(Beginning of Material supplied)

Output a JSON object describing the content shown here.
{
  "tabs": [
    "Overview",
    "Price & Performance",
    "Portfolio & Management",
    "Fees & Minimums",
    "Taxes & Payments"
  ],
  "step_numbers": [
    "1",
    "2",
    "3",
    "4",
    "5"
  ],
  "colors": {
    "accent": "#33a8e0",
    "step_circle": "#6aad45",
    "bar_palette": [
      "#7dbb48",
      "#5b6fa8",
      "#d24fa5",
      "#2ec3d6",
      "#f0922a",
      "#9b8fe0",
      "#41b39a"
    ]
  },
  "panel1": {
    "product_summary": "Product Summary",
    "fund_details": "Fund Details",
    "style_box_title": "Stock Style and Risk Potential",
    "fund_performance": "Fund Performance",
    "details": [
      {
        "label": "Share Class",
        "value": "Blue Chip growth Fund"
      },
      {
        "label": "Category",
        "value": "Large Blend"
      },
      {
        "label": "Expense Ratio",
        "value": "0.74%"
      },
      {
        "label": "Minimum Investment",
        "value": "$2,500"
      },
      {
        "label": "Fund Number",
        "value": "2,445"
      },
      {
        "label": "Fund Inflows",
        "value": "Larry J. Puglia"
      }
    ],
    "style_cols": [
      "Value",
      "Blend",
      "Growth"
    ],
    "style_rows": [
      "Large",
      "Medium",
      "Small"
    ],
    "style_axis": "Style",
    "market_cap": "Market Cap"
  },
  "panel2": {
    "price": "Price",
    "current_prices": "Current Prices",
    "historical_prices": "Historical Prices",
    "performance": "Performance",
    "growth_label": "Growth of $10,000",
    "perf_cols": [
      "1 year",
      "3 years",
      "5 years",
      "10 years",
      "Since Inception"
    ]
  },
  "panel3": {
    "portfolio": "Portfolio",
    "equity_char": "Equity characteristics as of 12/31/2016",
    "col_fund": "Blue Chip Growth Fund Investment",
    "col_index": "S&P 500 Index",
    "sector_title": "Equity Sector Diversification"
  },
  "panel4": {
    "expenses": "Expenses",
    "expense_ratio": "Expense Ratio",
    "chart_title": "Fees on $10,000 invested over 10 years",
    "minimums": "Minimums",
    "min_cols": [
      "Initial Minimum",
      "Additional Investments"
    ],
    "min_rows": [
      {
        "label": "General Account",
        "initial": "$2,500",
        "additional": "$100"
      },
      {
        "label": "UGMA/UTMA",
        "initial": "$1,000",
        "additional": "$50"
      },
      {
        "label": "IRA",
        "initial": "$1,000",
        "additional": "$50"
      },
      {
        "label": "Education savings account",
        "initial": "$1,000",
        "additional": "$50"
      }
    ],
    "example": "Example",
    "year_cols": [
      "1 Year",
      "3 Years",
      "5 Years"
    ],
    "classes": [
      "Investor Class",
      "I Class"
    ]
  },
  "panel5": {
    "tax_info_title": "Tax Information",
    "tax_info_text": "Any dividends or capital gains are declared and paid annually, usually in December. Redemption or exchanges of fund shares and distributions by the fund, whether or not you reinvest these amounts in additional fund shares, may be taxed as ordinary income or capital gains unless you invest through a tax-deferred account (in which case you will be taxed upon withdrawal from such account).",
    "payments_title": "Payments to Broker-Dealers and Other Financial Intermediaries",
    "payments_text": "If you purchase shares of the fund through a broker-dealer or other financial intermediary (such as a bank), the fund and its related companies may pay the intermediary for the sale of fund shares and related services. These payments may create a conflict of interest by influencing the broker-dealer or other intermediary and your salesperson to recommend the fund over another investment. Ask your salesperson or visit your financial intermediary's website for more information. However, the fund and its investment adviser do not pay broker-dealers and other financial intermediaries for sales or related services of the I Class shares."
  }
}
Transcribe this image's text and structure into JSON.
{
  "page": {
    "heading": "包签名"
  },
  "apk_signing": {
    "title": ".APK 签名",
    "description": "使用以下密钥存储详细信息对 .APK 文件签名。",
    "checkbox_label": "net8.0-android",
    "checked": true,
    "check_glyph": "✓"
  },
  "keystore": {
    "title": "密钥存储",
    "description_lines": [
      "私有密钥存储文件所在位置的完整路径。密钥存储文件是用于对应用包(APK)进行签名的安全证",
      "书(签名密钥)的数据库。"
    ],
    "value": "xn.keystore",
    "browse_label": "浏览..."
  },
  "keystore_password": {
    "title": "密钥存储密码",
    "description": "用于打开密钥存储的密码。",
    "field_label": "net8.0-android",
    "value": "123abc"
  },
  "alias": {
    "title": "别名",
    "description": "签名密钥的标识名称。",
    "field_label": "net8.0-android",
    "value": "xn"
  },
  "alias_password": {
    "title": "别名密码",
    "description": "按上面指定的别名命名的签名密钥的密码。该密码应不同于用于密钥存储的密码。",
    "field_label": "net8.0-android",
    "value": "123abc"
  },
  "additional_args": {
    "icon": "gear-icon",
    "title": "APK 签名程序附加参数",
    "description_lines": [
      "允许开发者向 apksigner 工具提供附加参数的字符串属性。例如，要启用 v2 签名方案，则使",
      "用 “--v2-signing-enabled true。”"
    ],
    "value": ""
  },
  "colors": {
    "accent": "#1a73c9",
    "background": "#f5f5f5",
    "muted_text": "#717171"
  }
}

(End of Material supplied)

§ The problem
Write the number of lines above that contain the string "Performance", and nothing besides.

§ Result of this exercise
3